Dismiss Notice
Join Physics Forums Today!
The friendliest, high quality science and math community on the planet! Everyone who loves science is here!

We might have a problem

  1. Yes

    0 vote(s)
    0.0%
  2. No

    5 vote(s)
    71.4%
  3. Not sure

    2 vote(s)
    28.6%
  1. Apr 11, 2005 #1
    nother star in the same galaxy, and as long as line AB does not go through the origin(where the big bang occured/center of univesrse), then the stars are also moving apart. Lets do the same with a sun and a planet. Same result (not counting the orbits are elipitical, but circle(ar??)). Lets use two building on earth, same results (not counting plate movement).

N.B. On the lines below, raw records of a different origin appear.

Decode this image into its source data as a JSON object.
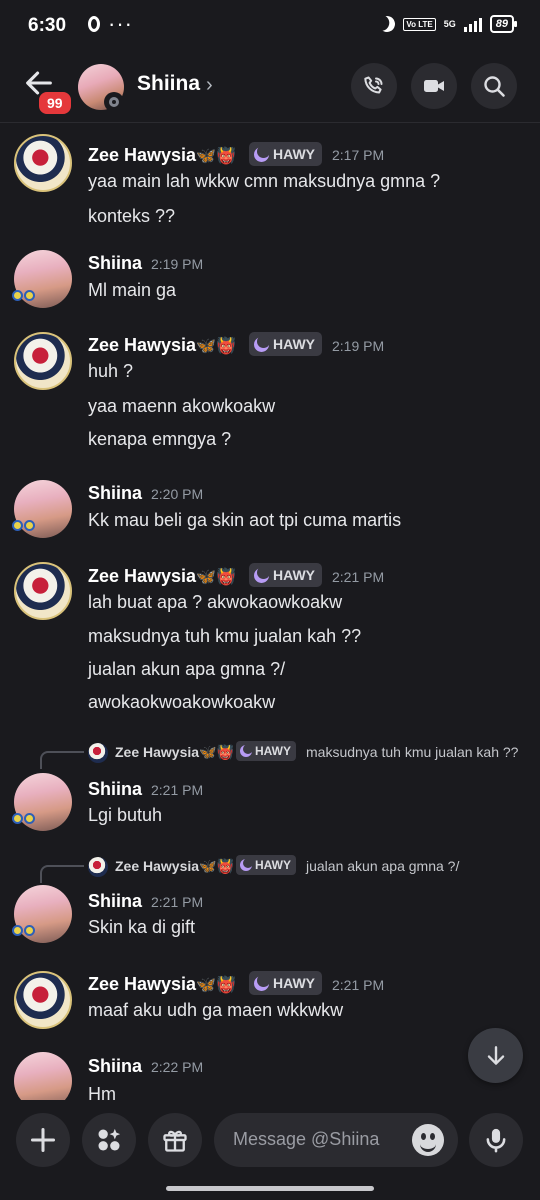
{
  "status_bar": {
    "time": "6:30",
    "dots": "···",
    "volte": "Vo LTE",
    "network": "5G",
    "battery": "89"
  },
  "header": {
    "back_badge": "99",
    "title": "Shiina",
    "chevron": "›"
  },
  "messages": [
    {
      "author": "Zee Hawysia",
      "emoji": "🦋👹",
      "tag": "HAWY",
      "time": "2:17 PM",
      "lines": [
        "yaa main lah wkkw cmn maksudnya gmna ?",
        "konteks ??"
      ]
    },
    {
      "author": "Shiina",
      "time": "2:19 PM",
      "lines": [
        "Ml main ga"
      ]
    },
    {
      "author": "Zee Hawysia",
      "emoji": "🦋👹",
      "tag": "HAWY",
      "time": "2:19 PM",
      "lines": [
        "huh ?",
        "yaa maenn akowkoakw",
        "kenapa emngya ?"
      ]
    },
    {
      "author": "Shiina",
      "time": "2:20 PM",
      "lines": [
        "Kk mau beli ga skin aot tpi cuma martis"
      ]
    },
    {
      "author": "Zee Hawysia",
      "emoji": "🦋👹",
      "tag": "HAWY",
      "time": "2:21 PM",
      "lines": [
        "lah buat apa ? akwokaowkoakw",
        "maksudnya tuh kmu jualan kah ??",
        "jualan akun apa gmna ?/",
        "awokaokwoakowkoakw"
      ]
    },
    {
      "author": "Shiina",
      "time": "2:21 PM",
      "lines": [
        "Lgi butuh"
      ],
      "reply": {
        "author": "Zee Hawysia",
        "emoji": "🦋👹",
        "tag": "HAWY",
        "text": "maksudnya tuh kmu jualan kah ??"
      }
    },
    {
      "author": "Shiina",
      "time": "2:21 PM",
      "lines": [
        "Skin ka di gift"
      ],
      "reply": {
        "author": "Zee Hawysia",
        "emoji": "🦋👹",
        "tag": "HAWY",
        "text": "jualan akun apa gmna ?/"
      }
    },
    {
      "author": "Zee Hawysia",
      "emoji": "🦋👹",
      "tag": "HAWY",
      "time": "2:21 PM",
      "lines": [
        "maaf aku udh ga maen wkkwkw"
      ]
    },
    {
      "author": "Shiina",
      "time": "2:22 PM",
      "lines": [
        "Hm"
      ]
    }
  ],
  "composer": {
    "placeholder": "Message @Shiina"
  },
  "colors": {
    "background": "#1a1a1e",
    "badge": "#e5383b",
    "tag_icon": "#b89cf5",
    "time": "#949ba4"
  },
  "icons": [
    "back-arrow",
    "call",
    "video",
    "search",
    "plus",
    "apps",
    "gift",
    "emoji",
    "microphone",
    "arrow-down"
  ]
}
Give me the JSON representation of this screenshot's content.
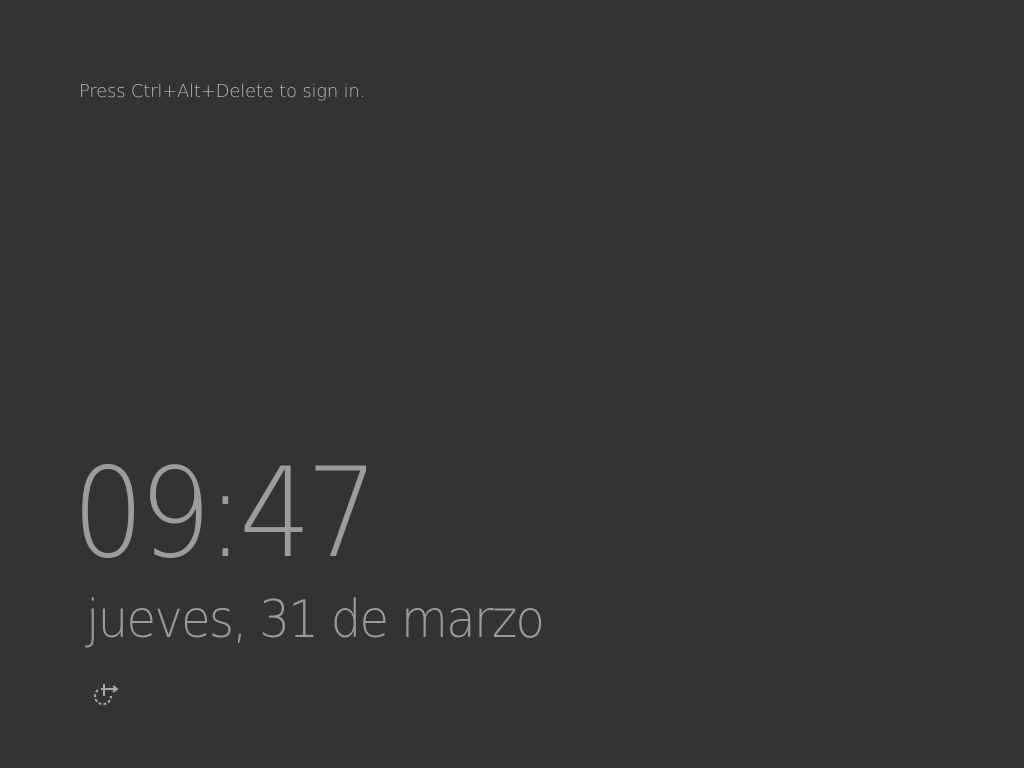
{
  "lock_screen": {
    "hint": "Press Ctrl+Alt+Delete to sign in.",
    "time": "09:47",
    "date": "jueves, 31 de marzo",
    "ease_of_access_icon": "ease-of-access-icon"
  },
  "colors": {
    "background": "#333333",
    "clock_text": "#9c9c9c",
    "hint_text": "#b8b8b8"
  }
}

    Now, let us use to atoms. Are the results the same. Yes bond forces might hold them together, yet is not there being more strain the farther we move from the origin. When this strain on the atoms become to strong, will not they break. Even if we use quarks, which have no true distance inbetween (i think) yet still occupy to seperate points in 'space'. Will not end the end those bonds break.
     
  2. jcsd
  3. Apr 11, 2005 #2
    Do not worry, I think you simply misunderstand a lot of basic stuff :smile:
    Matter will not tear apart due to the expansion of the Universe, that is for sure. :rolleyes:
     
  4. Apr 11, 2005 #3

    arivero

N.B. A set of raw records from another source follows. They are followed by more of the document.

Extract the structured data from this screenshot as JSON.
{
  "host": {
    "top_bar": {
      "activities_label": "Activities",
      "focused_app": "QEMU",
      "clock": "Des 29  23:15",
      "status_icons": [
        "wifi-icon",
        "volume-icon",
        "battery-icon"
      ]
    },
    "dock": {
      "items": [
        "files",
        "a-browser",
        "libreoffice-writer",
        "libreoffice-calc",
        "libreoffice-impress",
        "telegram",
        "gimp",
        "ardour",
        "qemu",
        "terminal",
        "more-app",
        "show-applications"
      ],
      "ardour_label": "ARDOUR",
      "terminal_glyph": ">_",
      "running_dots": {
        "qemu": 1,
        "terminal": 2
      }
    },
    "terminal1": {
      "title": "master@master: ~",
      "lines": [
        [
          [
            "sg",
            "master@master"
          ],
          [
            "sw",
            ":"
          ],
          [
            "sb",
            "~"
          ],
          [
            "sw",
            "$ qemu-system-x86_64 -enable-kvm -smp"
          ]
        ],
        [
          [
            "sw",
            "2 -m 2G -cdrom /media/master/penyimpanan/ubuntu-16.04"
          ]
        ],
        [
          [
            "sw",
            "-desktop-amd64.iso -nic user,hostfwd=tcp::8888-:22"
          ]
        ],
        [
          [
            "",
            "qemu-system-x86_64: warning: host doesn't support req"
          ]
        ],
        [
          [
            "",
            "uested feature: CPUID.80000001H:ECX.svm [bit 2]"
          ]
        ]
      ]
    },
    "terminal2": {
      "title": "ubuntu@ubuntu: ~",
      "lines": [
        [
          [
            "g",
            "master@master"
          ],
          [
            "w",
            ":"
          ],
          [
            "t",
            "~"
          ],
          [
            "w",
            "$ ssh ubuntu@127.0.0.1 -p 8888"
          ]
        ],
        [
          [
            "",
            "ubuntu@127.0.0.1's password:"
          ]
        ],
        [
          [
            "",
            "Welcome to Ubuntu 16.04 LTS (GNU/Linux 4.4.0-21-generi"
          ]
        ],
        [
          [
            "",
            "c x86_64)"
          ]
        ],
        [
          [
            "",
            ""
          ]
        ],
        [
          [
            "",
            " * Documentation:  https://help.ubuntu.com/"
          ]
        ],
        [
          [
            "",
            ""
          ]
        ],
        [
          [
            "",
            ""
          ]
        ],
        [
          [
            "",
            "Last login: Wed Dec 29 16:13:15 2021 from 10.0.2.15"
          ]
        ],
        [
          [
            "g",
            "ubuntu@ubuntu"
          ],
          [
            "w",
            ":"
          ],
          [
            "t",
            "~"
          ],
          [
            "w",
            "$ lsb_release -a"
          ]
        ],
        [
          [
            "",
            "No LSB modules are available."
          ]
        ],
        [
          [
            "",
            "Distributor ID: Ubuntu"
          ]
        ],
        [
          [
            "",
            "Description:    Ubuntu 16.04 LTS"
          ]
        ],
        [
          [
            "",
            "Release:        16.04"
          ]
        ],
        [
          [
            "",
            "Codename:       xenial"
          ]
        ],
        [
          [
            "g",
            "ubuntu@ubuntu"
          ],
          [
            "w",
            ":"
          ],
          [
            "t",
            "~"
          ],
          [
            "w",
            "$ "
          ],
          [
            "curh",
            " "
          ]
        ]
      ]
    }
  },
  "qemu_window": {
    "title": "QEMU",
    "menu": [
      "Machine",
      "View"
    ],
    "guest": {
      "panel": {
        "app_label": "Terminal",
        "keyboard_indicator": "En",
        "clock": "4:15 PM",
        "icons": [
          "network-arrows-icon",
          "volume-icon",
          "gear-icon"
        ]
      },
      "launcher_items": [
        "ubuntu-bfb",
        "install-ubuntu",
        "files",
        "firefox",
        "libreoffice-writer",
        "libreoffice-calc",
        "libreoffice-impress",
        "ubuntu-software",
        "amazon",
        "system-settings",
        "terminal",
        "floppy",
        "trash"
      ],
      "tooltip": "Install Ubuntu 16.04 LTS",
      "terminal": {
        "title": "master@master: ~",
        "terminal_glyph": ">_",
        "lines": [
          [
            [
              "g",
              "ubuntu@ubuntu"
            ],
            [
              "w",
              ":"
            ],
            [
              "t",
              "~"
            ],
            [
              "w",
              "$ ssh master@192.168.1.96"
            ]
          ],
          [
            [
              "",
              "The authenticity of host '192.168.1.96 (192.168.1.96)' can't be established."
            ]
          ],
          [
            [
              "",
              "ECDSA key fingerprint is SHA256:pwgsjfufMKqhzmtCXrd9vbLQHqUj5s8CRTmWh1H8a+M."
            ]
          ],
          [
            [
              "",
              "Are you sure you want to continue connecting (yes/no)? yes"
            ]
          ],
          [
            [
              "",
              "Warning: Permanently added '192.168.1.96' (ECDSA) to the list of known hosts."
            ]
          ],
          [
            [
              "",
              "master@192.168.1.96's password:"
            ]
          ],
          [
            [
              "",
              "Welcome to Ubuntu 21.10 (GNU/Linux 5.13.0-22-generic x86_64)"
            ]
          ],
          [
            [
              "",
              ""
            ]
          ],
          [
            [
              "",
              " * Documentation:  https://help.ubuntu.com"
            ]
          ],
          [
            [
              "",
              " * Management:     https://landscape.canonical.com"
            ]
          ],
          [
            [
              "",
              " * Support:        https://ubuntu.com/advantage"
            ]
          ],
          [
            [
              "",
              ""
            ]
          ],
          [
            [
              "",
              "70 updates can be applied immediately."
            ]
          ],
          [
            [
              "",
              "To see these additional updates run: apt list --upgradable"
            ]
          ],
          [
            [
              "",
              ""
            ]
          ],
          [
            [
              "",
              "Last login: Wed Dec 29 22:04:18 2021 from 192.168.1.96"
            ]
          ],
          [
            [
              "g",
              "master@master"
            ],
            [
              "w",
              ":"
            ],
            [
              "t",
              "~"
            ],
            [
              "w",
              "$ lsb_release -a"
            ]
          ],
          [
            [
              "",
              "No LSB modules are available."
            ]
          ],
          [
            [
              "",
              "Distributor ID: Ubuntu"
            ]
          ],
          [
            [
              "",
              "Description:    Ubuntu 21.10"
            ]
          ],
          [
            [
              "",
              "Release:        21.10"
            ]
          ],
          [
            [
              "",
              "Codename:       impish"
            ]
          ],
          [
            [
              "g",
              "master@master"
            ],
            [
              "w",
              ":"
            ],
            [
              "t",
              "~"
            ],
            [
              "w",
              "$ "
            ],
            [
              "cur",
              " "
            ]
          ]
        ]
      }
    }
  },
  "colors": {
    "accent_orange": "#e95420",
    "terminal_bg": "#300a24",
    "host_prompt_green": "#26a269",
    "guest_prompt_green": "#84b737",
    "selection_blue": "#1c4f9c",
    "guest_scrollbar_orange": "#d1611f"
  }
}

    User Avatar
    Gold Member

    There was some speak years ago about "varying coupling constants", which could be a more precise question.
     
  5. Apr 11, 2005 #4

    DaveC426913

    User Avatar
    Gold Member

    No.

    Just read about this in Greene's 'Fabric of the Cosmos'.

    Expansion of the universe is easily overcome by gravity and by atomic forces. That's why it only has an effect in the gaps between galaxies, where there's very little gravitational pull.

    He likened it to pennies glued to a balloon (in the ever popular balloon = cosmos metaphor). When the balloon inflates, the pennies don't tear apart. The cohesion between the atoms of the pennies (and even the gravitational force between the pennies) is stronger than the penny's attachment to balloon.
     
  6. Apr 11, 2005 #5
    No,

    Dave gave the best reason as to why

    marlon
     
  7. Apr 12, 2005 #6

    Part one, when the balloon became to big, it still popped and the pinnies were thrown everywhere, right. But I don't think the universe will 'pop'.

    Part two, lets us have a ballon that will not pop, but get bigger forever. Sooner or later will the force applied on the 'skin' of the ballon where the pinnies are glued start to cause the pennies to come apart. This is hard to envision, because the balloon would have to be (this is just a complete guess) :rofl: the size of the sun. In the end, the question is, is there a force strong enough to tear a pennie apart. Yes, there is. The ballon would have to exert that amount of force in the area the pennie is taking up.

    When the pennie broke, the pennie would bread into small pieces, but not its atoms. Just like the galaxies, they might bread up, but the solar systems should stay together for a long while longer.

    In the end, will not the force applied by the balloon that will not pop become so great, it will rip the molecules of the pennie apart, (again complete guess) :rofl: this might take it becoming the size of the known universe, but as long as the ballon will not pop, then will not it happen.
     
  8. Apr 12, 2005 #7

    Meir Achuz

    User Avatar
    Science Advisor
    Homework Helper
    Gold Member

    The universe is not a balloon. Discussing the dynamics of a popping balloon will only help understanding of the balloon. The effect of expansion of the universe on atoms is weaker than negligible, it is irrelevant. Just work out the velocity between the electron and the nucleus due to universe expansion, using the Hubble constant.
     
  9. Apr 12, 2005 #8
    i was saying the universe would not pop

    and what is the Hubble constant, im still in 10th grade

    and what i want to know is will the force increase untill it can matter, even if it does not now.

    thank you
     
  10. Apr 13, 2005 #9

    Meir Achuz

    User Avatar
    Science Advisor
    Homework Helper
    Gold Member

    You sounded more advanced. The relative velocity due to expansion of the universe is proportional to the distance between two objects. (The proportionality constant is called the Hubble constant. This makes Hubble pretty famous since he has a constant and a telescope named for him. ) The particles inside an atom are so close together that their relative velocity completely insignificant.
     
  11. Apr 13, 2005 #10
    yes, i know the distance, but what is the number i will use, or the forumla. and yes the distance between atoms is so small it is insignificent, but will the force of expansion keep on building untill it is signifince?
     
Know someone interested in this topic? Share this thread via Reddit, Google+, Twitter, or Facebook

Have something to add?